» ABOUT THIS EXERCISE
State the number of lines in these records that include the word "value", and add nothing to it.

» EXTRACTED MATERIAL
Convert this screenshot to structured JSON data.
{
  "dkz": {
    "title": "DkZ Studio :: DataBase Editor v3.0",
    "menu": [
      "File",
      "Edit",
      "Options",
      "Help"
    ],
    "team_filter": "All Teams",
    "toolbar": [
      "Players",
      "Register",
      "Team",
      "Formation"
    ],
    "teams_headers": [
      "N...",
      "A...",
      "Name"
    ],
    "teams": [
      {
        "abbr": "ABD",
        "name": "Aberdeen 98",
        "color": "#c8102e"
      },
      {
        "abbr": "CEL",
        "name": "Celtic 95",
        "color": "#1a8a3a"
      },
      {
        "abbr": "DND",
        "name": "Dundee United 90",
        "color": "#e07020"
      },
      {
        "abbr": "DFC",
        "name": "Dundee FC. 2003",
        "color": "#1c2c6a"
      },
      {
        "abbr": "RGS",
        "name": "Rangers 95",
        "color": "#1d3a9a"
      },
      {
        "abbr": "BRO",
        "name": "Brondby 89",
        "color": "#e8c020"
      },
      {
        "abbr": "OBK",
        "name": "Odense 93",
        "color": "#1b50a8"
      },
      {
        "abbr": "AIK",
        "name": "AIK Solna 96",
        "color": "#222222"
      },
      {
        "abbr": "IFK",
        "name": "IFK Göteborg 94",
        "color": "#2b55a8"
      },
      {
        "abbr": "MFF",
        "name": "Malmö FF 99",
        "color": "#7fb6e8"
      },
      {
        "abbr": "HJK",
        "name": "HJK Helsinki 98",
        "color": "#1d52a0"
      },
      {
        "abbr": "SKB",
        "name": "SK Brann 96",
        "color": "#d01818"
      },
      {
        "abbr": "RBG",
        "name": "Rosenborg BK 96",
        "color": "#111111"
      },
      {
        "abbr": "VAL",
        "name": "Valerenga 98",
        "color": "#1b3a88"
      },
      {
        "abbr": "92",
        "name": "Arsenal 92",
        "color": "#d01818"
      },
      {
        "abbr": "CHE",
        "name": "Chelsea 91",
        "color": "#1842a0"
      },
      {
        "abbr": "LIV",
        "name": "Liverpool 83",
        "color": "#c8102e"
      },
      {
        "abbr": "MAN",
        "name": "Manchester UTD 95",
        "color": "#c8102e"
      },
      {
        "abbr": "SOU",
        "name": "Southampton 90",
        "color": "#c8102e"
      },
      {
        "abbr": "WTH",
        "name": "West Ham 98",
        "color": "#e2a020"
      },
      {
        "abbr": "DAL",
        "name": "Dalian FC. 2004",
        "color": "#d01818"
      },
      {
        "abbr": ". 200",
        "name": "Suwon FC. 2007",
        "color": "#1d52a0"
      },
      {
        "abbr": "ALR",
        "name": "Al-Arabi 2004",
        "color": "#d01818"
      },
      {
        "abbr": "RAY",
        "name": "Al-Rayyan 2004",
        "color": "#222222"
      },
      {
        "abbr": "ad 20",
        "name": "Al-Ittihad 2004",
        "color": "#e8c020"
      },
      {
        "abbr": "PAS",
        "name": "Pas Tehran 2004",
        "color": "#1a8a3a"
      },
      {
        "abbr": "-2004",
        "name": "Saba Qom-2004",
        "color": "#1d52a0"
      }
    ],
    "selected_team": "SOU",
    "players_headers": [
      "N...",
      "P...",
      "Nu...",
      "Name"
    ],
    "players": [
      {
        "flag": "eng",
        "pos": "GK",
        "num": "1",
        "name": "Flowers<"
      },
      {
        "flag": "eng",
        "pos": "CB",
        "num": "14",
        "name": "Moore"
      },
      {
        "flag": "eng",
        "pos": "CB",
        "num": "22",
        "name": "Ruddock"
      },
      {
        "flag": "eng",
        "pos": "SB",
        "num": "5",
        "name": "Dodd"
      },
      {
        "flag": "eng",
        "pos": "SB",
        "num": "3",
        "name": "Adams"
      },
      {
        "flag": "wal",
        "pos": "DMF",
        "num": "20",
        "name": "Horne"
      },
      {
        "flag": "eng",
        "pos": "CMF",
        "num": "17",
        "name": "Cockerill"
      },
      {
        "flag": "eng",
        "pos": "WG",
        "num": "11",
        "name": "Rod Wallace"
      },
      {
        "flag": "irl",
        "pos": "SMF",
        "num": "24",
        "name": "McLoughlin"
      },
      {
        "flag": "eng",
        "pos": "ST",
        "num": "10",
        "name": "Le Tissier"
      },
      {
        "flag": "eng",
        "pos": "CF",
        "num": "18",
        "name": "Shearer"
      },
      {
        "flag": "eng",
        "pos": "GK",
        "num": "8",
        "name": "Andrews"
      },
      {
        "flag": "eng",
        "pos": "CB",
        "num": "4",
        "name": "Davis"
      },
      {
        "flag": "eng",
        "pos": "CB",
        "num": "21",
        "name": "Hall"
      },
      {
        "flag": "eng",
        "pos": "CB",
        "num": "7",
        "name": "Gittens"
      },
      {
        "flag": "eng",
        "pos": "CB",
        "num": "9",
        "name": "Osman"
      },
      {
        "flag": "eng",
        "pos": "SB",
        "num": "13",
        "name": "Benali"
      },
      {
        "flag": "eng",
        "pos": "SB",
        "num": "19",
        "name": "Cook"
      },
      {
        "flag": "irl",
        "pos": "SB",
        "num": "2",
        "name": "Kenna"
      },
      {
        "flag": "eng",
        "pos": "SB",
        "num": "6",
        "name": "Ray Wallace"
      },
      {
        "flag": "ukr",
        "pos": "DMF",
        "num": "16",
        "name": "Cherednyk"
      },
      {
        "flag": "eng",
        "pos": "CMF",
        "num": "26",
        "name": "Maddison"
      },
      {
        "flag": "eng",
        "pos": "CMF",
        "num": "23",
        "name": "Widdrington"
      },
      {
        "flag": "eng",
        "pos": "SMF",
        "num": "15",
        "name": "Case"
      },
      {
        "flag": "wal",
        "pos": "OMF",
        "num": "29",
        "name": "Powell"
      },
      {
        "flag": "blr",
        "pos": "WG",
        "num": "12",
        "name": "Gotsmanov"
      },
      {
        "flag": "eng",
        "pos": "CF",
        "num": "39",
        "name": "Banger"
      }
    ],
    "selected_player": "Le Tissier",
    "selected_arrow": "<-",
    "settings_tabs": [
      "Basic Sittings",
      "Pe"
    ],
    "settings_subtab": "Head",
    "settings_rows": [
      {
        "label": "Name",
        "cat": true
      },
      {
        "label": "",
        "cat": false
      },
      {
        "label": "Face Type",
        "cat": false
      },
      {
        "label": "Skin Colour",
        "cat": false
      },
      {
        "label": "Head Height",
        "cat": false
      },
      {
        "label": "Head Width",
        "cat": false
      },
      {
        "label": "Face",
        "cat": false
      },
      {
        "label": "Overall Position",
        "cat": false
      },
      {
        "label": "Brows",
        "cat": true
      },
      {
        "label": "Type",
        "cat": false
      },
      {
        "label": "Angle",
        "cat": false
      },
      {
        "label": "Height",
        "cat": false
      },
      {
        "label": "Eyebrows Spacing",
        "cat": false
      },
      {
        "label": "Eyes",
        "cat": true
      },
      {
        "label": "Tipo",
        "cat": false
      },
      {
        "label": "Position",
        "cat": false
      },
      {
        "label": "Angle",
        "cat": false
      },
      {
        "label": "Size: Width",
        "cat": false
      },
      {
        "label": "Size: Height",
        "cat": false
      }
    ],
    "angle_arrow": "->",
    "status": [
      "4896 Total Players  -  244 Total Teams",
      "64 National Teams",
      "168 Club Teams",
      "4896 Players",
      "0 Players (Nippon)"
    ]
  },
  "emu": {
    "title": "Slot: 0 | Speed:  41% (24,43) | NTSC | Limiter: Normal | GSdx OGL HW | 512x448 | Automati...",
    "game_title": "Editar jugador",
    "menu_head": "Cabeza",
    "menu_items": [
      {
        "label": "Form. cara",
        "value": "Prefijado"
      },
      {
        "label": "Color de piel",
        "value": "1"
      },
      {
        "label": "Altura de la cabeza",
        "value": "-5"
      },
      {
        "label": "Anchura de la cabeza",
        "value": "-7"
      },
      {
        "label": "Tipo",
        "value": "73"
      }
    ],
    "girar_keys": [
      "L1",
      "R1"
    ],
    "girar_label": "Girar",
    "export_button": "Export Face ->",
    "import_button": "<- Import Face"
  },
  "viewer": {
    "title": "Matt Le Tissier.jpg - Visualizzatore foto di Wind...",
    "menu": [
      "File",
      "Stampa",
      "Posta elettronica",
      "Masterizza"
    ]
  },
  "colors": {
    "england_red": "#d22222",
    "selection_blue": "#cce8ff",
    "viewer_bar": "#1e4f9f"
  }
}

» SOLUTION FOR THIS TASK
5